The road to the Clayton County jail is named Tara Boulevard, which sounds pleasant until you’re on it. Then it stretches on for miles, an endless purgatory of Hooters, Checkers, Popeyes and massage parlors with charmingly ironic names like the Good Natural Spa. Driving down Tara Boulevard is to be reminded that, ultimately, we are little more than consumers of flesh, and we’ll take it whether it’s served in bags or wrapped in Lycra.
Photograph by Jonathan Hollada
You know you’re close to the jail when the spas give way to the bail/bondsmen. Most notable of these is Free at Last, which subscribes to two of the cardinal rules of commerce: It has a memorable name (offensive yet clever) and a location that’s convenient for its clientele—in this case, directly across Tara Boulevard from the Harold R. Banke Justice Center, an absolutely massive (727,000 square feet) complex where the front door opens onto a set of towering Greek columns and the back door opens onto a courtyard ribboned with razor wire. In most counties, a courthouse is downtown and the jail is miles away in the suburbs. In Clayton County, you can be sentenced in one room and locked up in another, all without once stepping outside.
The sheriff in charge of the jail is a man named Victor Hill, who took office on January 1, 2005. Hill wears a pencil moustache, clock-shaped Gino Franco cufflinks that actually tell time and a badge hanging from a chain around his neck. He stands 5-feet-5. Short men with power and the lust for more are inevitably likened to Napoleon, and in his 18 months as sheriff, Hill hasn’t done much to invalidate the comparison. On his first Monday in office, he summoned 27 employees to the jail on the pretense of reinstating them. Instead, he fired them. He assigned sharpshooters to watch over the proceedings as the sacked workers—most of whom had supported the outgoing sheriff that Hill had unseated—handed over their guns and badges.
Hill’s actions made headlines from New York to Los Angeles. Cynthia Tucker, the Atlanta Journal-Constitution columnist who believes the office of sheriff became obsolete sometime around the dawn of the horseless carriage, called Hill a “tyrant in uniform.” The fired workers sued. And the whole affair brought to a boil the simmering resentment between Hill and Eldrin Bell, the former Atlanta police chief who is now the Clayton County Commission chairman.
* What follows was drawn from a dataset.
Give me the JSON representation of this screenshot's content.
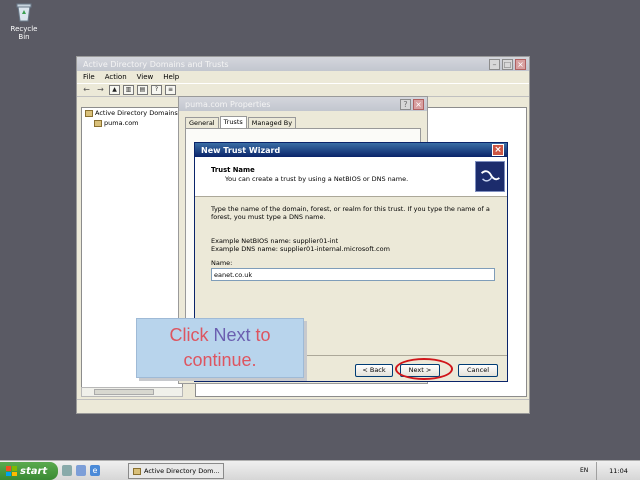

Over the past two years, Hill and Bell have cultivated the kind of animosity that can thrive only between people who were once close (Hill used to be Bell’s driver and protégé). But unlike most feuds between friends, this one has played out publicly—in newspapers, courtrooms and the halls of Clayton County government. The two men probably share more traits than not—both, for example, are extroverts with a reputation for flamboyance and obstinacy—but their likenesses appear only to have widened the gulf between them.
Bell isn’t talking (he says county lawyers have advised him not to), but Hill is. In fact, it’s hard to get him to stop. The office of sheriff in metro Atlanta, he feels, has been mocked, maligned and shortchanged. Hill’s plan is to “restore the office to its original jurisdiction,” which is another way of saying he wants to absorb the county police department into his office and kick its chief to the curb. That Hill used to work for that very department, under that very police chief, points up a conundrum typical to Victor Hill and his leadership agenda—the conflation of ambition with vendetta. Figuring out which is which can get confusing.
One thing, however, is crystal-clear: Victor Hill wants to change what it means to be a sheriff in the state of Georgia.